Infectious SARS-CoV-2 has been demonstrated to persist on hard surfaces (e.g. plastic, glass, steel) held at ambient temperatures in the dark for periods ranging from several days to at least a month, although significant reductions in infectious virus numbers occurred over time. In general, SARS-CoV-2 remains infectious on surfaces for longer periods at lower temperatures and humidity levels. The demonstrated stability of the virus on freezing was expected.
In the work place, best practice for managing the risk of SARS-CoV-2 infection amongst workers includes facilitating and encouraging vaccination, implementing routine temperature monitoring, stressing the importance of self-isolating and of workers seeking medical advice and getting a Covid-19 test if they have any symptoms of Covid-19 and/or respiratory illness.
Companies can best protect people, products and packaging by ensuring there is good ventilation, appropriate PPE use, the use of screens, strong workplace bubbles and social distancing, and that there is strict adherence to good hygiene practices.
Because vaccination does not completely prevent infection and vaccinated people might be asymptomatic, the importance of continued strict adherence to the use of PPE and the strict adherence to good hygiene and social distancing practices cannot be over-emphasised. Rapid testing has the potential to complement these fundamental control measures, but it cannot replace them.
While SARS-CoV-2 can remain infectious and/or detectable on processing surfaces, food packaging and in some foods under cold chain conditions for significant periods of time, there is no evidence that food or food packaging are significant transmission pathways for Covid-19.

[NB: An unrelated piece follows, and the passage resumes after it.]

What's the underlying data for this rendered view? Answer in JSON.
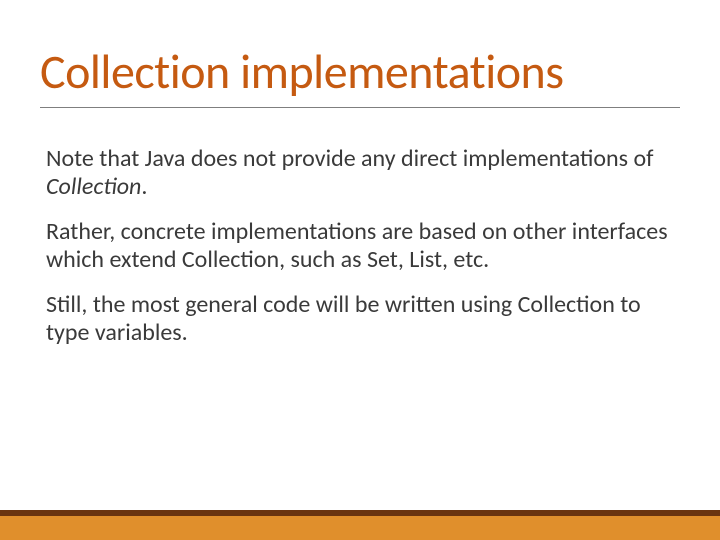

Aerosols and droplets are by far the dominant transmission route. In the workplace, vaccination with health checks, status reporting, physical distancing, good ventilation, the use of PPE and the following of hygiene practices remain the best means to prevent transmission between workers.
*Professor Phil Bremer is from the Department of Food Sciences, at the University of Otago and is a member of the New Zealand Food Safety Science Research Centre.
*Dr Catherine McLeod is Director of the New Zealand Food Safety Science Research Centre.
*Dr Joanne Kingsbury is a Senior Scientist at the Institute of Environmental Science and Research and is a member of the New Zealand Food Safety Science Research Centre.
*Dr Rob Lake is a Science Leader at the Institute of Environmental Science and Research and is a member of the New Zealand Food Safety Science Research Centre.
*The authors declare that they have no conflict of interest.